South Bend Tribune

SOUTH BEND, Ind. (AP) - After a LaGrange County toddler’s beating death was ruled a homicide, investigators delivered their results to county Prosecutor Jeff Wible.

Wible convened a grand jury shortly after the girl’s March 2009 death, calling witnesses and presenting evidence relating to 15-month-old Alissa Guernsey.

That grand jury indicted the girl’s foster mother, Christy Shaffer, on two felony counts of neglect of a dependent.

In early 2011, Shaffer pleaded guilty to one count while insisting she did not hurt the girl under her care, and she was sentenced to 10 years in prison, six suspended. Then, in August 2011, Judge J. Scott VanDerbeck ordered Shaffer released after serving 77 days of her sentence.

Because grand juries by law operate in secret and the guilty plea meant that no evidence would be heard in an open courtroom trial, the public learned very little about what the evidence against Shaffer was.

A hearing out of the public view several weeks ago in LaGrange Circuit Court featured arguments over whether transcripts in that grand jury proceeding should be released as part of ongoing civil lawsuits in Alissa’s death.

That request for grand jury transcripts - which a judge ultimately denied - might serve to illustrate a growing debate: Is the use of grand juries in Indiana a necessary law enforcement tool, or is it inherently unfair to defendants and the public’s right to monitor how well our court system dispenses justice?

In Indiana, a prosecutor or a judge can convene a grand jury of six people and an alternate to vet a troublesome criminal case.

Typically, it’s a tool for prosecutors, who are granted a fair amount of leeway in issuing subpoenas to reluctant witnesses, compelling them to testify when they might not have been willing to speak with investigators.
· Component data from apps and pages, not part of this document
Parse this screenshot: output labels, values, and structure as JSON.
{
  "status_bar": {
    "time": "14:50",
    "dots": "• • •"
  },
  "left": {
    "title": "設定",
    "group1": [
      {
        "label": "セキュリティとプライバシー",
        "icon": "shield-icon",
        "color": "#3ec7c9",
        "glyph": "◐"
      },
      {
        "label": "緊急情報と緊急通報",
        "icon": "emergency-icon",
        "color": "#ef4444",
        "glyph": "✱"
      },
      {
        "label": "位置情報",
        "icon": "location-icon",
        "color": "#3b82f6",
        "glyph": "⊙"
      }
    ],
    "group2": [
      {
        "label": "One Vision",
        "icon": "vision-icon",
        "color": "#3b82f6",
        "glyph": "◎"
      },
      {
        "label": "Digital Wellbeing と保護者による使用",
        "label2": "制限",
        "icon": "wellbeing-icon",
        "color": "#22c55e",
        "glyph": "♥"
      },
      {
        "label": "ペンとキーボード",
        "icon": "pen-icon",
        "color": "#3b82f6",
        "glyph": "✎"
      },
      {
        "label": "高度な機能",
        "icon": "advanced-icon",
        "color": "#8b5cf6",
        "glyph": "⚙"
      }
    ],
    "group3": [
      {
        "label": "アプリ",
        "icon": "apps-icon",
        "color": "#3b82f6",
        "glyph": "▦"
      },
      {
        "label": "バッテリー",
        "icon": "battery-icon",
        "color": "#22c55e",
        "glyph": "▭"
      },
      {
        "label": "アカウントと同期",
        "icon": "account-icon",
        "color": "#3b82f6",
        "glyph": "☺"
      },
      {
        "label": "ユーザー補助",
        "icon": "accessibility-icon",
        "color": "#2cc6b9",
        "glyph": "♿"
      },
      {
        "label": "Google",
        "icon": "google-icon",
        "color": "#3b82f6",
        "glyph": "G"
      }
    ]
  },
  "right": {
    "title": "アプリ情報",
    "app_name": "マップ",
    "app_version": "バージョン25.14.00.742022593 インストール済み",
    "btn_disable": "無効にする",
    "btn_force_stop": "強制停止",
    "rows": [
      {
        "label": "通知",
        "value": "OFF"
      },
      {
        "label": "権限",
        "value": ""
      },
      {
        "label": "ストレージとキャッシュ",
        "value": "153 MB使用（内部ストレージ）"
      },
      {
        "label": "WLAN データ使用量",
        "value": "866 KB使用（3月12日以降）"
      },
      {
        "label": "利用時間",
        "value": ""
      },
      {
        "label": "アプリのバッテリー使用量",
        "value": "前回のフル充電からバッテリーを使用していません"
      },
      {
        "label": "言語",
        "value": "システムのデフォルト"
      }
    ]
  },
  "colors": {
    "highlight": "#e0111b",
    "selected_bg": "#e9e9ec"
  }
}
Grand jurors can question witnesses themselves. Although the standard of a regular jury’s unanimous guilty verdict is based on “beyond a reasonable doubt,” a grand jury returning an indictment is asked to determine only whether it is more likely than not a defendant is guilty.

Everything surrounding a grand jury - the subjects, the testimony and even the grand jurors’ identities - is considered secret, with violators of those secrets facing potential misdemeanor criminal charges. If a grand jury does not return an indictment in a case, the public might never learn one was even seated.
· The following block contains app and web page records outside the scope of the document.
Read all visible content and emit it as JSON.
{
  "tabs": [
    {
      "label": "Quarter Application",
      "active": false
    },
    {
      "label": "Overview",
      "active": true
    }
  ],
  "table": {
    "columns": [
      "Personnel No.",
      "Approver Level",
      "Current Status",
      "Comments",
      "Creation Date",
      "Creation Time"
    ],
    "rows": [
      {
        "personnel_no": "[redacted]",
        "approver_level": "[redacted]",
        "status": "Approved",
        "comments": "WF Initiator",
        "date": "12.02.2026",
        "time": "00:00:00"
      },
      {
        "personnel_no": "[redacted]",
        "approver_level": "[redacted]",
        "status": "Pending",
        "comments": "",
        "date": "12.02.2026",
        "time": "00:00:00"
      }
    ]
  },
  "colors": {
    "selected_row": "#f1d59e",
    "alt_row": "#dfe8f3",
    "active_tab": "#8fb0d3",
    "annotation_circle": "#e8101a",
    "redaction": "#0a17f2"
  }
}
That, and the fact that grand jury operation is weighted heavily in the prosecution’s favor, has compelled state Sen. Mike Delph, R-Carmel, to introduce a bill to the General Assembly for the second year in a row that would eliminate the use of grand juries.

Delph, a business attorney, said last week he thinks the bill will be tabled in favor of language creating a legislative study committee on the topic this summer, which would examine how grand juries and special prosecutors might be better used, or whether they’re necessary.

Delph said that over the years, he’s heard a growing concern over what he calls abuses of the system, where a prosecutor might call a grand jury instead of making a politically difficult decision.

“I think we’re shining the light on the grand jury system, which is a good thing,” Delph told the South Bend Tribune.

If a grand jury chooses to pass down indictments - which, because the prosecution has so much leeway, often happens, he said - it can put more pressure on a defendant to plead guilty, and then the public is kept in the dark about what the facts of the case are.

“If you’re a target, or a prosecutor has their sights on you, it’s a very, very different, almost undemocratic situation, that you’re almost guilty until proven innocent,” Delph said. “We should allow public juries to rule the day.”

The state senator said he does not consider himself soft on crime.

“An individual charged with breaking the law should be charged with breaking the law,” Delph said, “but it should be done in an honest, forthright way.”

2/5/2013